He didn't remain much of an abolitionist after that. "At antislavery conventions," the historian John L. Thomas has noted, "Collins took a perfunctory part, scarcely concealing his impatience until the end of the meeting when he could announce that a socialist meeting followed at which the real and vital questions of the day would be discussed."
Perhaps the most significant left-wing attacks on the abolitionists at that time came in the pages of The Phalanx, a journal devoted to spreading the ideas of the French socialist Charles Fourier. "The Abolition Party," The Phalanx complained in an unsigned 1843 editorial, "seems to think that nothing else is false in our social organization, and that slavery is the only social evil to be extirpated." In fact, The Phalanx asserted, the "tyranny of capital" is the real evil to be extirpated because capitalism "reduces [the working class] in time to a condition even worse than that of slaves. Under this system the Hired Laborer is worked to excess, beggared and degraded… The slave at least does not endure these evils, which 'Civilized' society inflicts on its hirelings."
No wonder why Frederick Douglass thought the socialists were speaking arrant nonsense. He knew slavery firsthand, and he had no doubt that free labor was infinitely superior to it.
Ironically, when it came to making arguments against free labor, the socialists and the slaveholders made certain identical claims. For example, the South's leading pro-slavery intellectual, the writer George Fitzhugh, argued that free labor was "worse than slavery" because it simply meant that the capitalists were free to exploit the workers. The idea that "individuals and peoples prosper most when governed least," Fitzhugh wrote, was nothing but a lie: "It has been justly observed that under this system the rich are continually growing richer and the poor poorer." As for the pro-market writings of John Locke and Adam Smith, Fitzhugh sneered that they amounted to "every man for himself, and Devil take the hindmost."

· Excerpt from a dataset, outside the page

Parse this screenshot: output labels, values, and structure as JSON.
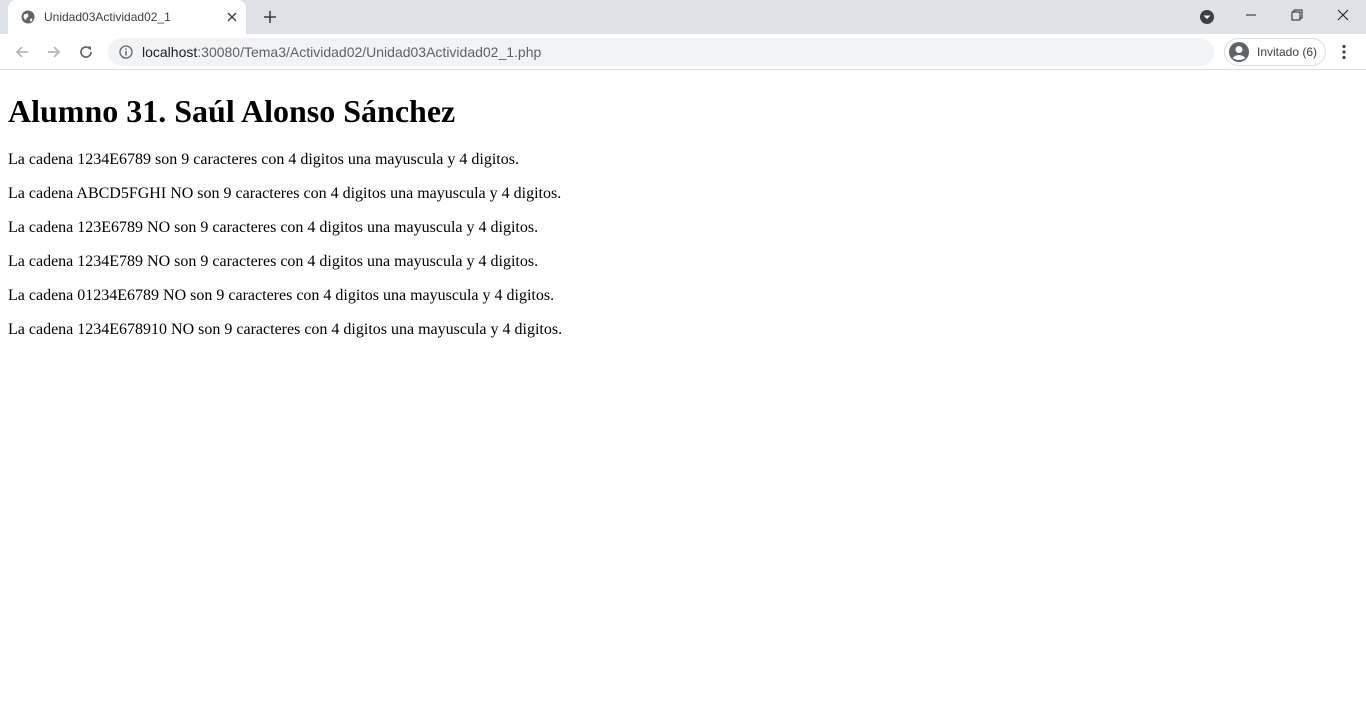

Douglass took a different view. For example, taking a page from Locke's notion of private property emerging from man mixing his labor with the natural world, Douglass pointed to the many labors performed by black Americans as clear evidence that they were entitled to the full spectrum of natural rights. "Is it not astonishing," Douglass declared, "that, while we are plowing, planting, and reaping, using all kinds of mechanical tools, erecting houses…[that] we are called upon to prove that we are men!" Douglass's writings and speeches rang out with the very classical liberal tenets that were spurned by both the socialists and the slaveholders.
Today Frederick Douglass is best remembered as a giant of the abolitionist cause. That is as it should be. The destruction of slavery was his life's work, and he deserves to be honored and remembered for it. But as the above history also makes clear, Douglass deserves to be recognized on another front: namely, for being one of the 19th century's most eloquent critics of socialism.